In its first iteration last semester, Ethical Reasoning 38: “The Meaning of Life” drew 116 students and almost certainly more for shopping week. Not everyone enrolled hoping to discover the meaning of life, but I do believe the class size reflects the existential angst many college students struggle with. Although the widespread presence of anxiety comes at no surprise, what I did find surprising during my experience in the class is that although everyone seemed to believe that objective meaning doesn’t exist and that what makes a life meaningful is an entirely personal question, nobody felt comfortable answering it. Instead, students continually argued that no definition of a meaningful life is inherently more valid than another. I believe the appeal of this relativist framework and our hesitation to define even personal standards for life’s meaning stem from a fear of the responsibility that comes with defining a standard for life’s meaning. Only by overcoming this fear of responsibility can we put ourselves on paths towards more fulfilling lives.
We must recognize that even as relativism forces us to accept that no view of life’s meaning is inherently more legitimate than any other, relativism doesn’t preclude us from exploring our own personal views. For example, when it comes to morality, although relativists might recognize that even murder isn’t objectively bad, relativists can be personally convinced that murder is bad. Nonetheless, when it comes to arguments about life’s meaning, we find ourselves incapable of defining standards of life’s meaning that are personally convincing. We instead repeat that no argument is inherently truer than any other.
Obviously life’s meaning is a difficult question, but I believe a deeper-seated fear of responsibility prevents us from even defining a personally convincing standard. If we accept a standard for life’s meaning, we would be forced to look inward and question how our own lives compare to that standard—a terrifying prospect. During our introspection, we might conclude that we could be living more meaningful lives. This conclusion would mean accepting both the responsibility to live a more meaningful life and the possibility that we might fail to do so. Once we accept that our lives should be lived in a certain way, the stakes become frighteningly high. Thus, rather than accepting meaning and the responsibility that comes with it, we repeatedly argue that meaning is an entirely personal question, but don’t answer it.
I believe this fear of responsibility and failure is particularly present in us, Harvard students, because once we define life’s meaning either objectively or subjectively, we would be forced to recognize that we have been blessed (or cursed) with the talent and the opportunity to pursue the very life that we have defined as meaningful. Once we accept that we can live meaningful lives, we have only our lack of effort to blame for not doing so.

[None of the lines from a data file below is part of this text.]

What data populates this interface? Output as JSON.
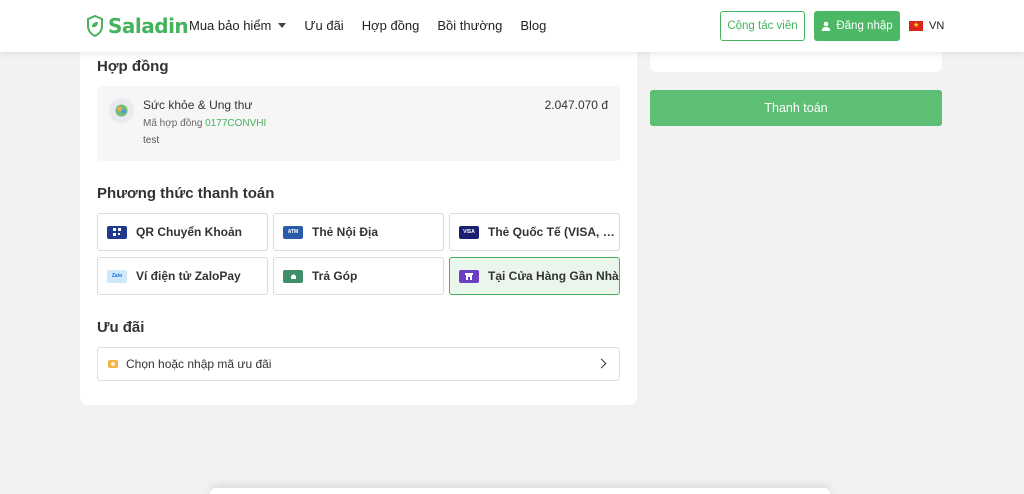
{
  "header": {
    "logo_text": "Saladin",
    "nav": [
      "Mua bảo hiểm",
      "Ưu đãi",
      "Hợp đồng",
      "Bồi thường",
      "Blog"
    ],
    "collaborator_label": "Cộng tác viên",
    "login_label": "Đăng nhập",
    "language": "VN"
  },
  "contract": {
    "section_title": "Hợp đồng",
    "product_name": "Sức khỏe & Ung thư",
    "code_label": "Mã hợp đồng",
    "code_value": "0177CONVHI",
    "note": "test",
    "price": "2.047.070 đ"
  },
  "payment": {
    "section_title": "Phương thức thanh toán",
    "methods": [
      {
        "label": "QR Chuyển Khoản",
        "icon": "qr-icon",
        "color": "#1f3a8a"
      },
      {
        "label": "Thẻ Nội Địa",
        "icon": "atm-card-icon",
        "color": "#2a5caa"
      },
      {
        "label": "Thẻ Quốc Tế (VISA, MASTER, JCB)",
        "icon": "visa-card-icon",
        "color": "#1a1f71"
      },
      {
        "label": "Ví điện tử ZaloPay",
        "icon": "zalopay-icon",
        "color": "#cfe8fa"
      },
      {
        "label": "Trả Góp",
        "icon": "installment-icon",
        "color": "#3f8f6a"
      },
      {
        "label": "Tại Cửa Hàng Gần Nhà",
        "icon": "store-icon",
        "color": "#6b3fc4",
        "selected": true
      }
    ]
  },
  "promo": {
    "section_title": "Ưu đãi",
    "placeholder": "Chọn hoặc nhập mã ưu đãi"
  },
  "sidebar": {
    "pay_button": "Thanh toán"
  },
  "colors": {
    "brand": "#44b35b",
    "pay_button": "#5cbf73"
  }
}
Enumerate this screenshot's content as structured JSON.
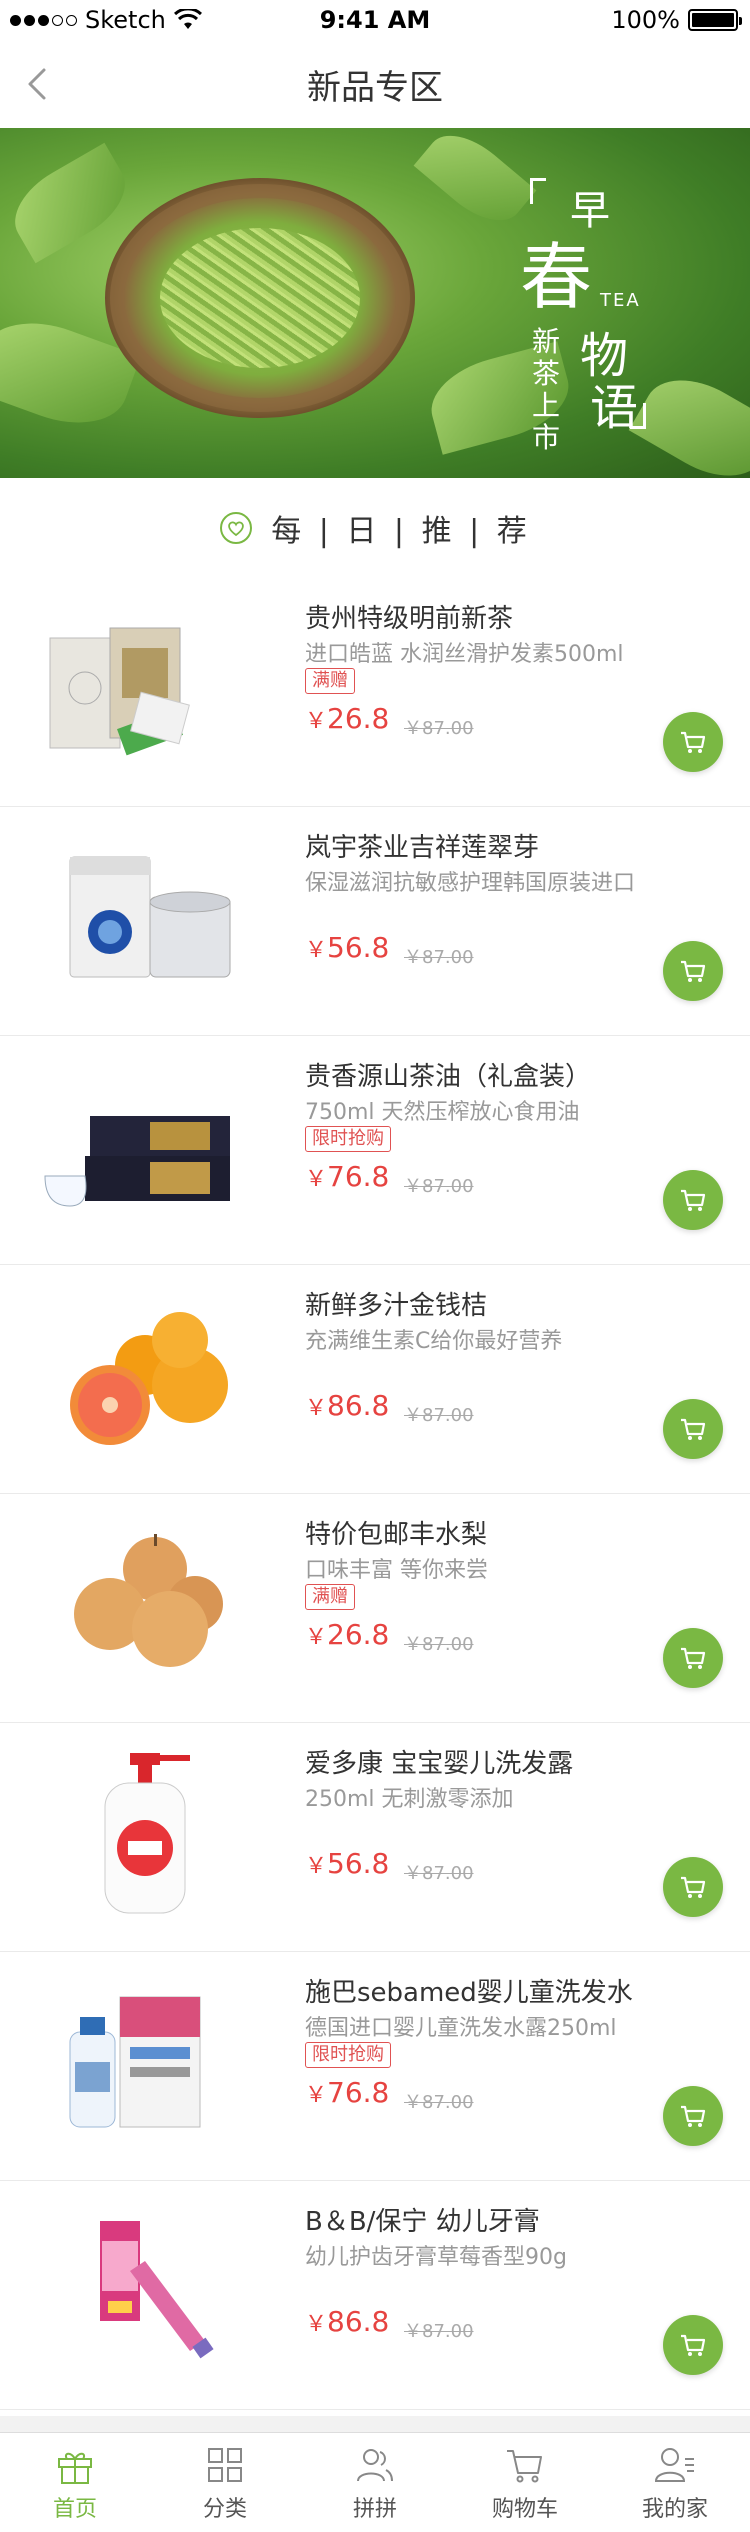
{
  "status_bar": {
    "carrier": "Sketch",
    "time": "9:41 AM",
    "battery": "100%"
  },
  "nav": {
    "title": "新品专区"
  },
  "banner": {
    "zao": "早",
    "chun": "春",
    "tea": "TEA",
    "wu": "物",
    "yu": "语",
    "subtitle": "新茶上市"
  },
  "daily": {
    "text": "每 | 日 | 推 | 荐"
  },
  "colors": {
    "accent": "#7ab843",
    "price": "#e64340",
    "tag": "#e05252"
  },
  "products": [
    {
      "name": "贵州特级明前新茶",
      "desc": "进口皓蓝 水润丝滑护发素500ml",
      "tag": "满赠",
      "yen": "￥",
      "price": "26.8",
      "orig": "￥87.00",
      "image": "tea-boxes"
    },
    {
      "name": "岚宇茶业吉祥莲翠芽",
      "desc": "保湿滋润抗敏感护理韩国原装进口",
      "tag": "",
      "yen": "￥",
      "price": "56.8",
      "orig": "￥87.00",
      "image": "tea-tins"
    },
    {
      "name": "贵香源山茶油（礼盒装）",
      "desc": "750ml 天然压榨放心食用油",
      "tag": "限时抢购",
      "yen": "￥",
      "price": "76.8",
      "orig": "￥87.00",
      "image": "oil-giftbox"
    },
    {
      "name": "新鲜多汁金钱桔",
      "desc": "充满维生素C给你最好营养",
      "tag": "",
      "yen": "￥",
      "price": "86.8",
      "orig": "￥87.00",
      "image": "oranges"
    },
    {
      "name": "特价包邮丰水梨",
      "desc": "口味丰富 等你来尝",
      "tag": "满赠",
      "yen": "￥",
      "price": "26.8",
      "orig": "￥87.00",
      "image": "pears"
    },
    {
      "name": "爱多康 宝宝婴儿洗发露",
      "desc": "250ml 无刺激零添加",
      "tag": "",
      "yen": "￥",
      "price": "56.8",
      "orig": "￥87.00",
      "image": "shampoo-bottle"
    },
    {
      "name": "施巴sebamed婴儿童洗发水",
      "desc": "德国进口婴儿童洗发水露250ml",
      "tag": "限时抢购",
      "yen": "￥",
      "price": "76.8",
      "orig": "￥87.00",
      "image": "children-shampoo"
    },
    {
      "name": "B＆B/保宁 幼儿牙膏",
      "desc": "幼儿护齿牙膏草莓香型90g",
      "tag": "",
      "yen": "￥",
      "price": "86.8",
      "orig": "￥87.00",
      "image": "toothpaste"
    }
  ],
  "tabs": [
    {
      "label": "首页",
      "icon": "gift-icon",
      "active": true
    },
    {
      "label": "分类",
      "icon": "grid-icon",
      "active": false
    },
    {
      "label": "拼拼",
      "icon": "group-icon",
      "active": false
    },
    {
      "label": "购物车",
      "icon": "cart-icon",
      "active": false
    },
    {
      "label": "我的家",
      "icon": "profile-icon",
      "active": false
    }
  ]
}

By recognizing our true insecurities, we can put ourselves on the right path. Once we overcome this fear of responsibility and failure, and are instead honest with ourselves about what we believe makes a life meaningful, we can take advantage of our talents and the unique opportunities this university provides us with to pursue lives we find fulfilling. Overcoming our insecurities and defining what we believe to be life’s meaning is certainly a difficult process that takes time. As such, we must begin this process now, with our lives ahead of us. If we delay, the life we ultimately find meaningful and fulfilling may be out of reach, or worse, have passed us by.

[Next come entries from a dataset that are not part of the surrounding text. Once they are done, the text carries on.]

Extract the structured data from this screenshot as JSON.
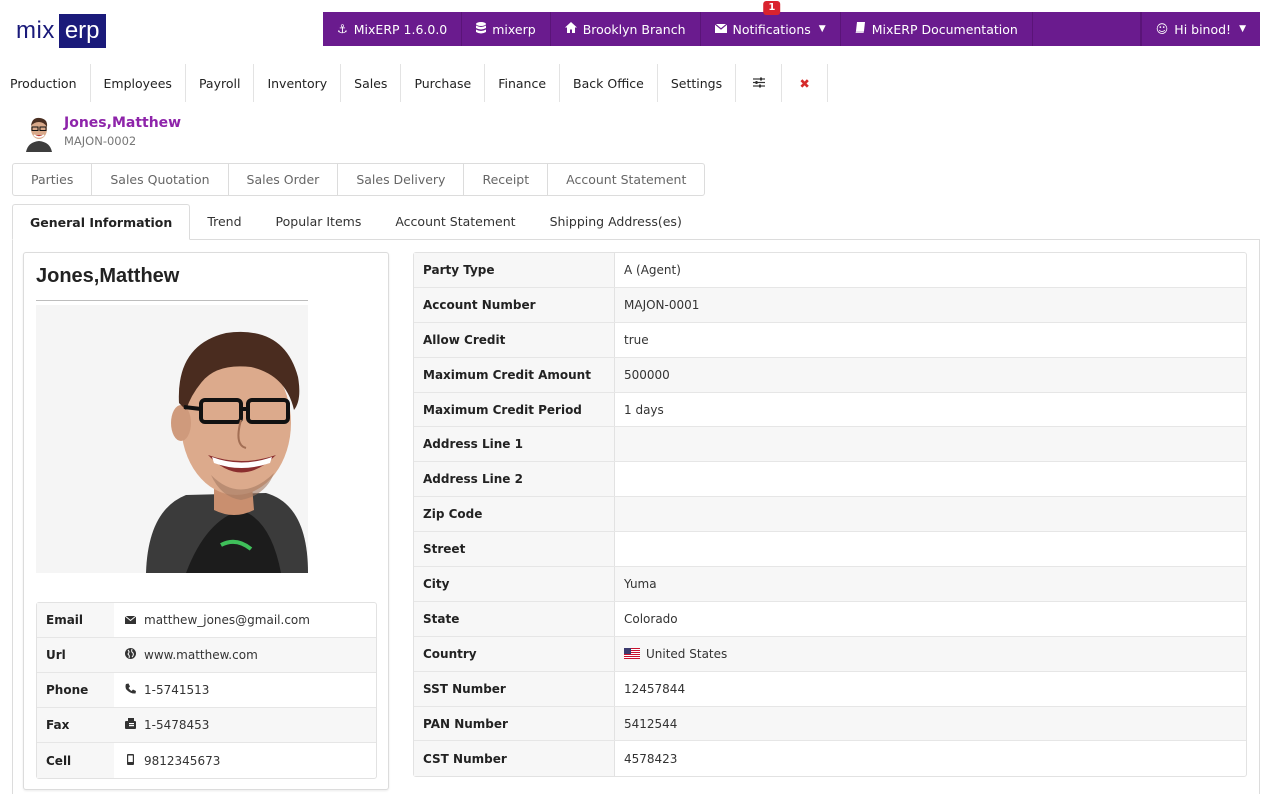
{
  "logo": {
    "mix": "mix",
    "erp": "erp"
  },
  "topbar": {
    "version": "MixERP 1.6.0.0",
    "database": "mixerp",
    "branch": "Brooklyn Branch",
    "notifications": "Notifications",
    "notification_count": "1",
    "documentation": "MixERP Documentation",
    "greeting": "Hi binod!"
  },
  "modules": [
    "Production",
    "Employees",
    "Payroll",
    "Inventory",
    "Sales",
    "Purchase",
    "Finance",
    "Back Office",
    "Settings"
  ],
  "header": {
    "name": "Jones,Matthew",
    "code": "MAJON-0002"
  },
  "subnav": [
    "Parties",
    "Sales Quotation",
    "Sales Order",
    "Sales Delivery",
    "Receipt",
    "Account Statement"
  ],
  "tabs": [
    "General Information",
    "Trend",
    "Popular Items",
    "Account Statement",
    "Shipping Address(es)"
  ],
  "card": {
    "title": "Jones,Matthew",
    "contacts": [
      {
        "label": "Email",
        "value": "matthew_jones@gmail.com",
        "icon": "envelope-icon"
      },
      {
        "label": "Url",
        "value": "www.matthew.com",
        "icon": "globe-icon"
      },
      {
        "label": "Phone",
        "value": "1-5741513",
        "icon": "phone-icon"
      },
      {
        "label": "Fax",
        "value": "1-5478453",
        "icon": "fax-icon"
      },
      {
        "label": "Cell",
        "value": "9812345673",
        "icon": "mobile-icon"
      }
    ]
  },
  "details": [
    {
      "label": "Party Type",
      "value": "A (Agent)"
    },
    {
      "label": "Account Number",
      "value": "MAJON-0001"
    },
    {
      "label": "Allow Credit",
      "value": "true"
    },
    {
      "label": "Maximum Credit Amount",
      "value": "500000"
    },
    {
      "label": "Maximum Credit Period",
      "value": "1 days"
    },
    {
      "label": "Address Line 1",
      "value": ""
    },
    {
      "label": "Address Line 2",
      "value": ""
    },
    {
      "label": "Zip Code",
      "value": ""
    },
    {
      "label": "Street",
      "value": ""
    },
    {
      "label": "City",
      "value": "Yuma"
    },
    {
      "label": "State",
      "value": "Colorado"
    },
    {
      "label": "Country",
      "value": "United States",
      "flag": "us-flag-icon"
    },
    {
      "label": "SST Number",
      "value": "12457844"
    },
    {
      "label": "PAN Number",
      "value": "5412544"
    },
    {
      "label": "CST Number",
      "value": "4578423"
    }
  ],
  "colors": {
    "brand_purple": "#6a1b8e",
    "name_purple": "#8e24aa",
    "logo_navy": "#1a1a7a",
    "badge_red": "#d9232e",
    "close_red": "#d52b2b"
  }
}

Daniel Silberwasser '16, a statistics concentrator, lives in Kirkland House.